With elder statesman Dan Boyle in likely his final year, there’s no need to play him every game. Vigneault should want to keep the 39-year old offensive blueliner fresh. He is a good possession player who is an asset in the offensive zone. In his own end, he remains an adventure which is to be expected.
If McIlrath proves capable, Vigneault can also rest Dan Girardi if he chooses to. Of course, Danny G is a warrior who hates missing games. But at 31 having played a ton of hockey due to the Rangers deep postseasons, it’s more important to keep him fresh. Whether it’s by having him sit out a couple of games or by keeping his minutes down. In the last two playoff runs, Girardi broke down.

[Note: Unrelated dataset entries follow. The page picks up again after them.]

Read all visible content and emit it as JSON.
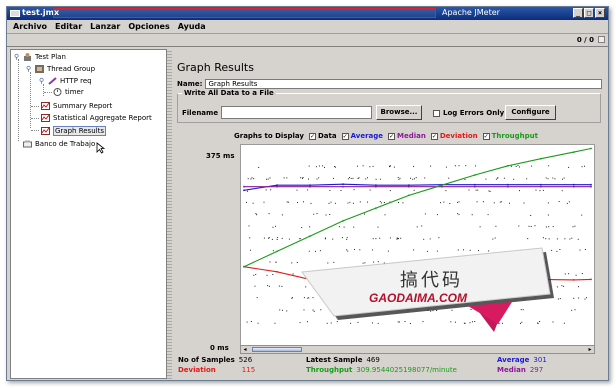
{
  "window": {
    "file": "test.jmx",
    "app_title": "Apache JMeter",
    "controls": [
      "_",
      "□",
      "×"
    ]
  },
  "menu": [
    "Archivo",
    "Editar",
    "Lanzar",
    "Opciones",
    "Ayuda"
  ],
  "toolbar": {
    "counter": "0 / 0"
  },
  "tree": {
    "test_plan": "Test Plan",
    "thread_group": "Thread Group",
    "http_req": "HTTP req",
    "timer": "timer",
    "summary_report": "Summary Report",
    "stat_report": "Statistical Aggregate Report",
    "graph_results": "Graph Results",
    "workbench": "Banco de Trabajo"
  },
  "panel": {
    "title": "Graph Results",
    "name_label": "Name:",
    "name_value": "Graph Results",
    "write_group": "Write All Data to a File",
    "filename_label": "Filename",
    "filename_value": "",
    "browse_button": "Browse...",
    "log_errors": "Log Errors Only",
    "configure_button": "Configure",
    "graphs_to_display": "Graphs to Display",
    "options": [
      {
        "label": "Data",
        "color": "#000000"
      },
      {
        "label": "Average",
        "color": "#1a1ad6"
      },
      {
        "label": "Median",
        "color": "#8a1a9a"
      },
      {
        "label": "Deviation",
        "color": "#e01b1b"
      },
      {
        "label": "Throughput",
        "color": "#1a9a1a"
      }
    ]
  },
  "chart_data": {
    "type": "line",
    "y_top_label": "375 ms",
    "y_bottom_label": "0 ms",
    "ylim": [
      0,
      375
    ],
    "x": [
      0,
      50,
      100,
      150,
      200,
      250,
      300,
      350,
      400,
      450,
      500,
      526
    ],
    "series": [
      {
        "name": "Average",
        "color": "#1a1ad6",
        "values": [
          290,
          300,
          300,
          302,
          300,
          300,
          301,
          301,
          301,
          301,
          301,
          301
        ]
      },
      {
        "name": "Median",
        "color": "#8a1a9a",
        "values": [
          297,
          297,
          297,
          297,
          297,
          297,
          297,
          297,
          297,
          297,
          297,
          297
        ]
      },
      {
        "name": "Deviation",
        "color": "#e01b1b",
        "values": [
          140,
          130,
          115,
          105,
          110,
          115,
          112,
          115,
          113,
          115,
          114,
          115
        ]
      },
      {
        "name": "Throughput",
        "color": "#1a9a1a",
        "values": [
          140,
          170,
          200,
          230,
          255,
          280,
          300,
          320,
          338,
          352,
          365,
          372
        ]
      }
    ]
  },
  "stats": {
    "samples_label": "No of Samples",
    "samples_value": "526",
    "latest_label": "Latest Sample",
    "latest_value": "469",
    "average_label": "Average",
    "average_value": "301",
    "deviation_label": "Deviation",
    "deviation_value": "115",
    "throughput_label": "Throughput",
    "throughput_value": "309.9544025198077/minute",
    "median_label": "Median",
    "median_value": "297"
  },
  "watermark": {
    "zh": "搞代码",
    "en": "GAODAIMA.COM"
  }
}
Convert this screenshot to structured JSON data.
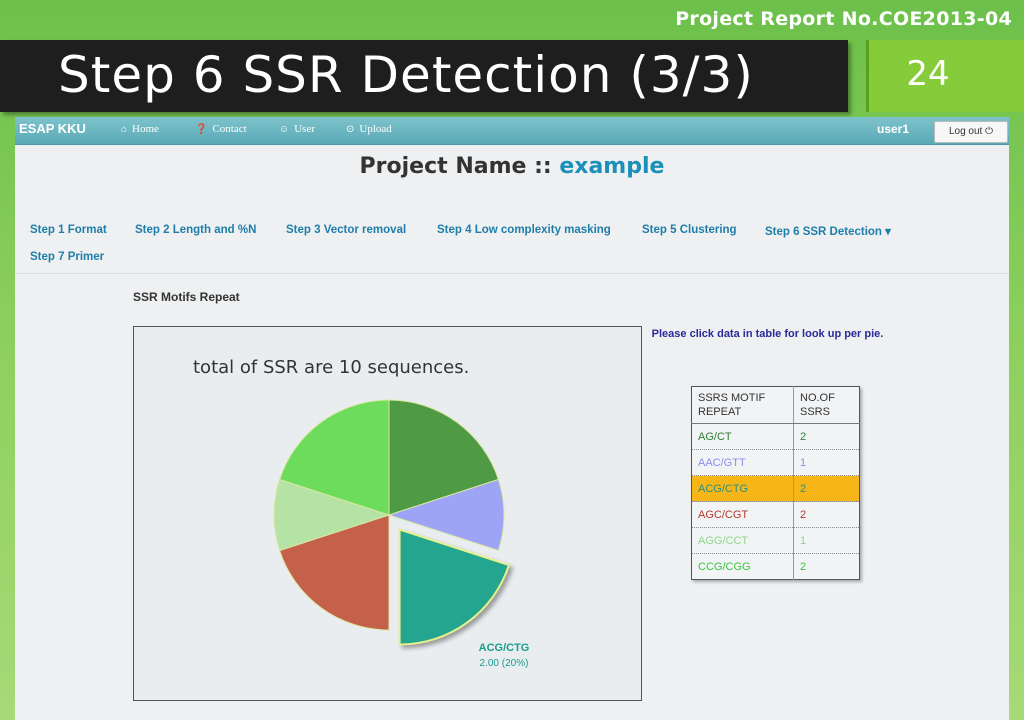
{
  "slide": {
    "report_label": "Project Report No.COE2013-04",
    "title": "Step 6 SSR Detection (3/3)",
    "slide_number": "24"
  },
  "navbar": {
    "brand": "ESAP KKU",
    "items": [
      {
        "label": "Home",
        "icon": "home-icon",
        "glyph": "⌂"
      },
      {
        "label": "Contact",
        "icon": "question-circle-icon",
        "glyph": "❓"
      },
      {
        "label": "User",
        "icon": "user-icon",
        "glyph": "☺"
      },
      {
        "label": "Upload",
        "icon": "upload-icon",
        "glyph": "⊙"
      }
    ],
    "username": "user1",
    "logout_label": "Log out ⏻"
  },
  "project": {
    "prefix": "Project Name :: ",
    "name": "example"
  },
  "steps": [
    {
      "label": "Step 1 Format"
    },
    {
      "label": "Step 2 Length and %N"
    },
    {
      "label": "Step 3 Vector removal"
    },
    {
      "label": "Step 4 Low complexity masking"
    },
    {
      "label": "Step 5 Clustering"
    },
    {
      "label": "Step 6 SSR Detection ▾"
    },
    {
      "label": "Step 7 Primer"
    }
  ],
  "section_title": "SSR Motifs Repeat",
  "hint": "Please click data in table for look up per pie.",
  "table": {
    "headers": [
      "SSRS MOTIF REPEAT",
      "NO.OF SSRS"
    ],
    "rows": [
      {
        "motif": "AG/CT",
        "count": "2",
        "color": "#2e7d32",
        "highlight": false
      },
      {
        "motif": "AAC/GTT",
        "count": "1",
        "color": "#8a8ef0",
        "highlight": false
      },
      {
        "motif": "ACG/CTG",
        "count": "2",
        "color": "#2e8f7a",
        "highlight": true
      },
      {
        "motif": "AGC/CGT",
        "count": "2",
        "color": "#b03a2e",
        "highlight": false
      },
      {
        "motif": "AGG/CCT",
        "count": "1",
        "color": "#8fd68a",
        "highlight": false
      },
      {
        "motif": "CCG/CGG",
        "count": "2",
        "color": "#3ec43e",
        "highlight": false
      }
    ],
    "highlight_color": "#f7b617"
  },
  "chart_data": {
    "type": "pie",
    "title": "total of SSR are 10 sequences.",
    "slices": [
      {
        "label": "AG/CT",
        "value": 2,
        "color": "#4e9a45",
        "exploded": false
      },
      {
        "label": "AAC/GTT",
        "value": 1,
        "color": "#9ea4f5",
        "exploded": false
      },
      {
        "label": "ACG/CTG",
        "value": 2,
        "color": "#23a58f",
        "exploded": true
      },
      {
        "label": "AGC/CGT",
        "value": 2,
        "color": "#c5604a",
        "exploded": false
      },
      {
        "label": "AGG/CCT",
        "value": 1,
        "color": "#b5e3a6",
        "exploded": false
      },
      {
        "label": "CCG/CGG",
        "value": 2,
        "color": "#6ddc5c",
        "exploded": false
      }
    ],
    "tooltip": {
      "label": "ACG/CTG",
      "value": "2.00 (20%)"
    }
  }
}
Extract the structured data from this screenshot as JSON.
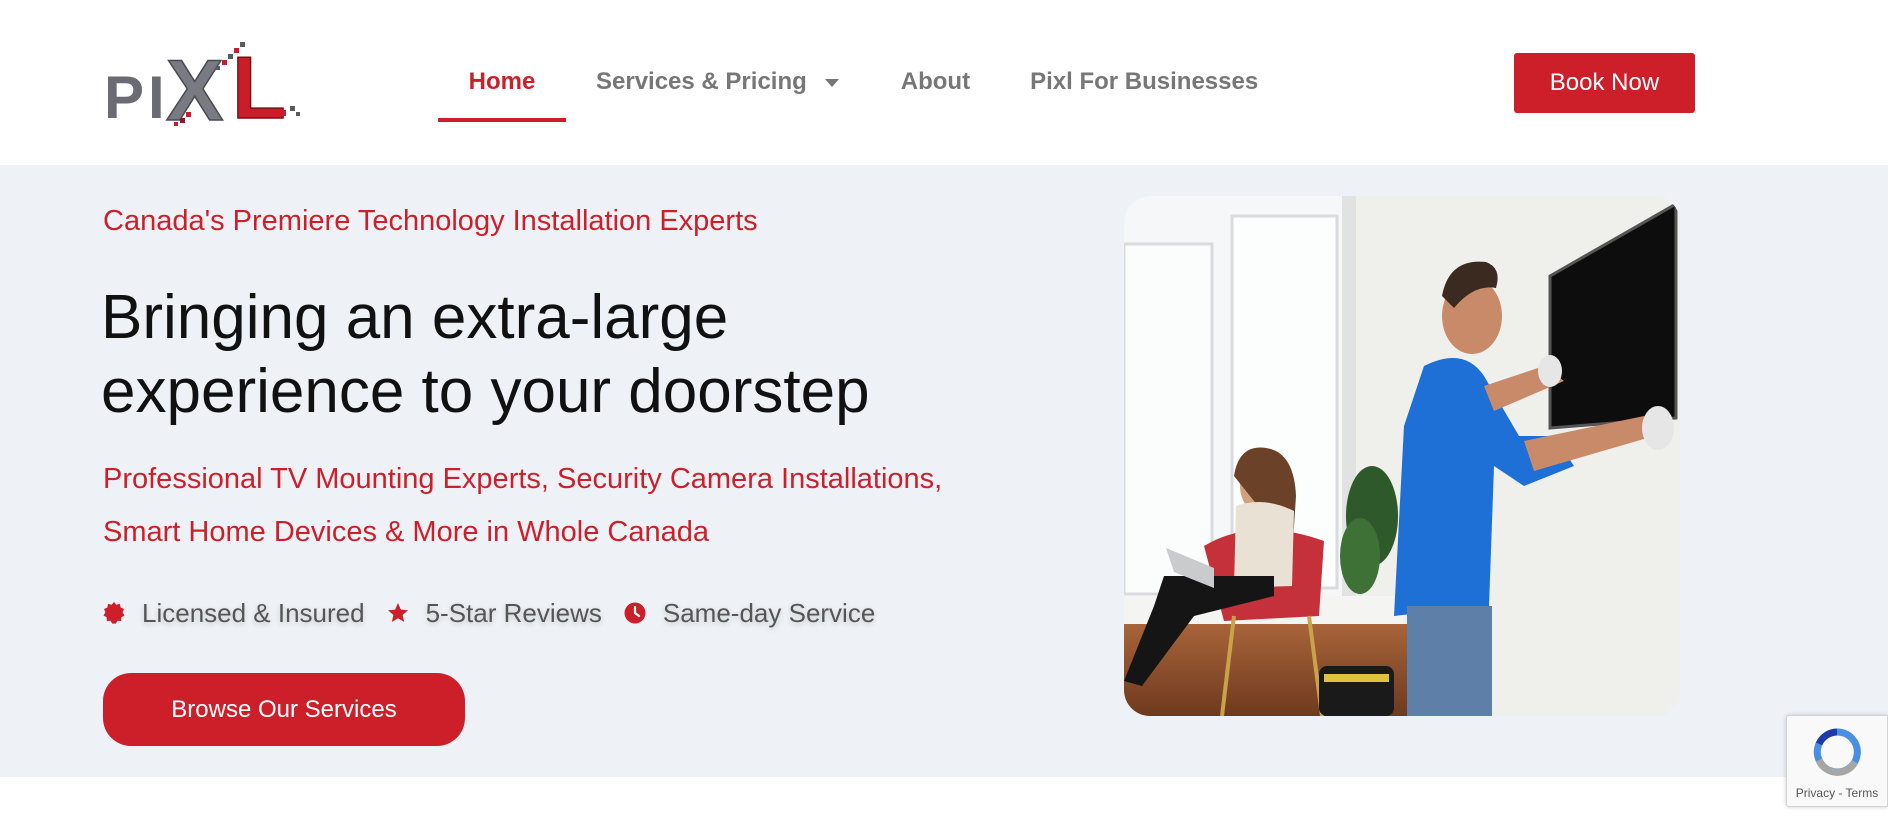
{
  "brand": {
    "logo_text": "PIXL",
    "accent": "#cc1f2a"
  },
  "nav": {
    "home": "Home",
    "services": "Services & Pricing",
    "about": "About",
    "business": "Pixl For Businesses",
    "book_now": "Book Now"
  },
  "hero": {
    "eyebrow": "Canada's Premiere Technology Installation Experts",
    "headline_line1": "Bringing an extra-large",
    "headline_line2": "experience to your doorstep",
    "sub_line1": "Professional TV Mounting Experts, Security Camera Installations,",
    "sub_line2": "Smart Home Devices & More in Whole Canada",
    "features": [
      {
        "icon": "badge-icon",
        "label": "Licensed & Insured"
      },
      {
        "icon": "star-icon",
        "label": "5-Star Reviews"
      },
      {
        "icon": "clock-icon",
        "label": "Same-day Service"
      }
    ],
    "cta": "Browse Our Services"
  },
  "recaptcha": {
    "terms": "Privacy - Terms"
  }
}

The same can be echoed for Marc Staal, who is an old 28 due to all the mileage. Combine that with his concussion history and injuries and it’s affected his mobility. Like Girardi, Staal lays it out there. It’s no wonder he and Girardi were nursing serious injuries that required surgery in the off-season to be ready. Girardi had a better camp. Staal looked slow.
Having a younger and bigger body like McIlrath should help. Despite boasting one of the NHL’s best defenses headlined by captain Ryan McDonagh and Keith Yandle, they have lacked physical edge. At 6-5 and 220 pounds, McIlrath brings that. The last time the Rangers had a defenseman who could hit and make the opposition accountable, it was Mike Sauer, whose career was ended by a clean Dion Phaneuf hit.
The Blueshirts do have Kevin Klein, who keeps opponents honest. The 30-year old also struggled during preseason. But he’s proven and is coming off a career season in which he posted nine goals, 17 assists and 26 points with a plus-25 rating. If McIlrath plays himself into a starting role, Klein has an affordable contract with a $2.9 million cap hit thru 2018 that could make him attractive to other teams who need a experienced right-handed D.
It’s just nice to see McIlrath finally here. It’s been a tough road for a player we got to meet in 2011 at a Draft Party. He’s overcome injuries that cast doubt over his career. He’s worked extremely hard. Hopefully, he sticks.